Real-name requirements are problematic because they can expose activists and vulnerable individuals and groups to grave physical danger. Since online anonymity is often necessary for the physical safety of vulnerable users, such as human rights defenders, “human rights principles default to the protection of anonymity, subject only to limitations that would protect their identities” (para 30). Finally, disinformation is problematic as it challenges access to information and the overall public trust in media and government institutions increasing the pressure to address disinformation and encouraging over blocking and content removal causing serious risk to freedom of expression.

Overall, David Kaye provides an extensive overview of the issues around content moderation by both states and companies regarding the specific requirements placed on companies. He Illustrates clearly that the challenges we face are global and require multi stakeholder engagement. The involvement and awareness of civil society and individuals users is crucial in securing their rights by shaping how the online sphere is regulated.  Human rights standards, “if implemented transparently and consistently with meaningful users and civil society input, provide a framework for holding both state and companies accountable to users across national borders”([ara41). Additionally, as mentioned in a previous HRBDT submission, “a human rights-based approach provides a holistic view and enables appreciation of the ‘social, political and legal’ landscape, thereby ‘[lifting] sectoral “blinkers” and [facilitating] an integrated response to multifaceted…problems’. Drawing on existing international human rights standards and norms provides enhanced certainty and ensures international perspectives are based on universal values, “this reduces issues associated with identifying a shared understanding regarding the content of ethical principles and also with the possibility of fragmented and divergent approaches.”

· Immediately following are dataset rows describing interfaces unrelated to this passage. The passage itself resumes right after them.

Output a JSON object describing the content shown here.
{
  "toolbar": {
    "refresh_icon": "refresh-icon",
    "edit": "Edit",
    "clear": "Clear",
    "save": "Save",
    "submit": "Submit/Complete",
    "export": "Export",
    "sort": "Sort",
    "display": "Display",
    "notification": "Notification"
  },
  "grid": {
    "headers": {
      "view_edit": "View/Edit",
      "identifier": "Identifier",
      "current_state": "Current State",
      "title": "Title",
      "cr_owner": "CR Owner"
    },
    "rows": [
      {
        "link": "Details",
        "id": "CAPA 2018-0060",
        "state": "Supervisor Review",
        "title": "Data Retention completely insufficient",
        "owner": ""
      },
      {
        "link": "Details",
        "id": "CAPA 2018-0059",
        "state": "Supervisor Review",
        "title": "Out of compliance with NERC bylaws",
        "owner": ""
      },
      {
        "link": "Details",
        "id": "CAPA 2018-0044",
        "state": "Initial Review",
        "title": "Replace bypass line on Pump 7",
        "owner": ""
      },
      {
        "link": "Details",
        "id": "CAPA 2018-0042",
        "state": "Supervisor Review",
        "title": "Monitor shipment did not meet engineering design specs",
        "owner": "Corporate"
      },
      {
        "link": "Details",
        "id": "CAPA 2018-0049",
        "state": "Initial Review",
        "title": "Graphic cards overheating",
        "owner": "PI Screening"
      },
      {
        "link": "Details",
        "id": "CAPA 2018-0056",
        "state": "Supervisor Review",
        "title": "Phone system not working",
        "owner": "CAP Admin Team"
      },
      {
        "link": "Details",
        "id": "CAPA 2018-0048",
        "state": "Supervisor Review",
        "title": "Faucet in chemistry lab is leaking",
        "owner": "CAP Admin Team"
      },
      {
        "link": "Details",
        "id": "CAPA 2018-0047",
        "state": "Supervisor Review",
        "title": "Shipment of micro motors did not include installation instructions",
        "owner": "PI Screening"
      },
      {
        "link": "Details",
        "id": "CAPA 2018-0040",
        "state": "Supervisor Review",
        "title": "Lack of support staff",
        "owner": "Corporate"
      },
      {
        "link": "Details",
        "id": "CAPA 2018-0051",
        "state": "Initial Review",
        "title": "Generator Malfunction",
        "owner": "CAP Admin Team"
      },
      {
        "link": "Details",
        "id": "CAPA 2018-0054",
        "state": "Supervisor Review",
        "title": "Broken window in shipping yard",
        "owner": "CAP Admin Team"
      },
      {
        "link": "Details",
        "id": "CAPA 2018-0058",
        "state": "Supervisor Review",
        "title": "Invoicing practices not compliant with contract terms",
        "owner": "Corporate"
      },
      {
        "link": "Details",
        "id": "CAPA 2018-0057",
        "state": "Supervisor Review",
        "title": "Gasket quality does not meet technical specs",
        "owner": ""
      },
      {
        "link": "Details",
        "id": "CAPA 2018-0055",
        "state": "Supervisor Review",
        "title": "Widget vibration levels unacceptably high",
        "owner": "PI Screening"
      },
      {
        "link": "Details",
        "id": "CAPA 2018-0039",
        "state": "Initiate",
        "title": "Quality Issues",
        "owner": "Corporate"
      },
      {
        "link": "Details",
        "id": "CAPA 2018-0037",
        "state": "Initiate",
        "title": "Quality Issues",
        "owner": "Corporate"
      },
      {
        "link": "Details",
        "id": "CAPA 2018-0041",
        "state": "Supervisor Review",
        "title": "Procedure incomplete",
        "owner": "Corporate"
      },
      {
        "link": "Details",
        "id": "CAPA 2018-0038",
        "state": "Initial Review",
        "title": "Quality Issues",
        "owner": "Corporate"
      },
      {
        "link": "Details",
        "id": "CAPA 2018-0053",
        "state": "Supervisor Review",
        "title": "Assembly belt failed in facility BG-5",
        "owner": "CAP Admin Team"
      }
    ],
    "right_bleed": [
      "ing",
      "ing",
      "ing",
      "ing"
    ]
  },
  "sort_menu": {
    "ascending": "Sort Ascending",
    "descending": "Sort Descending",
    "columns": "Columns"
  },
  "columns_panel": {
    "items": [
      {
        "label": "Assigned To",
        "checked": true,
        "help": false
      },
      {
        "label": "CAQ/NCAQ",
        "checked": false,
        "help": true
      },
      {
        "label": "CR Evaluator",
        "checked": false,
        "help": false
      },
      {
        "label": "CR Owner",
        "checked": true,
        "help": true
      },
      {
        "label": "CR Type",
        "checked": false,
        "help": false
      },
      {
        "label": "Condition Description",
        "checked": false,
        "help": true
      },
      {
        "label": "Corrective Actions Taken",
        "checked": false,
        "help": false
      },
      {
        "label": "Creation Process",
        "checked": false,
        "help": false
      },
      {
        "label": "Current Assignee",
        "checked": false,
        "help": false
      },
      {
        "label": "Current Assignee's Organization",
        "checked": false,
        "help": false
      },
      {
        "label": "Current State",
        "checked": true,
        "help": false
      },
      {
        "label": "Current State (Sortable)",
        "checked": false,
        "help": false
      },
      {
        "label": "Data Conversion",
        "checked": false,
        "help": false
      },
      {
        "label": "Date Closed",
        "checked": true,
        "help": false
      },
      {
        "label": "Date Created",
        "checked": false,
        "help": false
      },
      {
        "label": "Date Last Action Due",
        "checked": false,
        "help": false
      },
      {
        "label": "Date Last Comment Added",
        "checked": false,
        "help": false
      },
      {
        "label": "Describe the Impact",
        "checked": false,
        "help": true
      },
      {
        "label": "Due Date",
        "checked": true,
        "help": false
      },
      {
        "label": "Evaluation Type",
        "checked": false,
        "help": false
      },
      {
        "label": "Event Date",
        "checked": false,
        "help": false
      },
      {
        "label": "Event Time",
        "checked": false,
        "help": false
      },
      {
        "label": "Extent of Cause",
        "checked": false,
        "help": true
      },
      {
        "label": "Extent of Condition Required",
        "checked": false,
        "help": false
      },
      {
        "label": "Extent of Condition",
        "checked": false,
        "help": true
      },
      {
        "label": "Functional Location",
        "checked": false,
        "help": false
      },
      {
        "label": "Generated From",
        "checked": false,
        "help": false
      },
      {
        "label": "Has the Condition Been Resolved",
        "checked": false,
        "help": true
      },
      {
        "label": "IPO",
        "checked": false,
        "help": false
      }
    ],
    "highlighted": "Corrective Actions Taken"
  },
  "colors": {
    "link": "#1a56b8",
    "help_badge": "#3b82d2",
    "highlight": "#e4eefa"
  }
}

Please find below a summary of recommendations for States and Companies. For David Kaye’s full report and recommendations please click here.

Key Recommendations for States summarised:

  • States must repeal any law that criminalises or unduly restrict expression online or offline.
  • Smart regulation should be the norm, in which companies transparency allow the public to make informed choices of whether to engage in online forums.
  • States should only restrict content pursuant to an order by an independent and impartial judicial authority in accordance with due process and standards of legality, necessity and legitimacy.
  • States should refrain from imposing disproportionate sanctions on internet intermediaries
  • States should refrain from establishing laws that would require proactive monitoring and filtering of content.
  • States should refrain from delegating responsibilities to companies as adjudicators of content.
  • States should publish detailed transparency reports on all content related requests issues and involve genuine public input in all regulator considerations.

Recommendations for ICT companies summarised:

  • Companies should recognize that the authoritative global standard for ensuring freedom of expression on their platform is human rights law, not the varying laws of states or their own private interests, and they should re-evaluate their standards accordingly.
  • The guiding principles on Business and Human Rights along with industry-specific guidelines developed by civil society, intergovernmental bodies, the Global Network Initiative and others, provide baseline approaches that all Internet companies should adopt.
  • The companies must embark on radically different approaches to transparency at all stages of their operations.
  • Companies must open themselves up to public accountability.

Disclaimer: The views expressed herein are the author(s) alone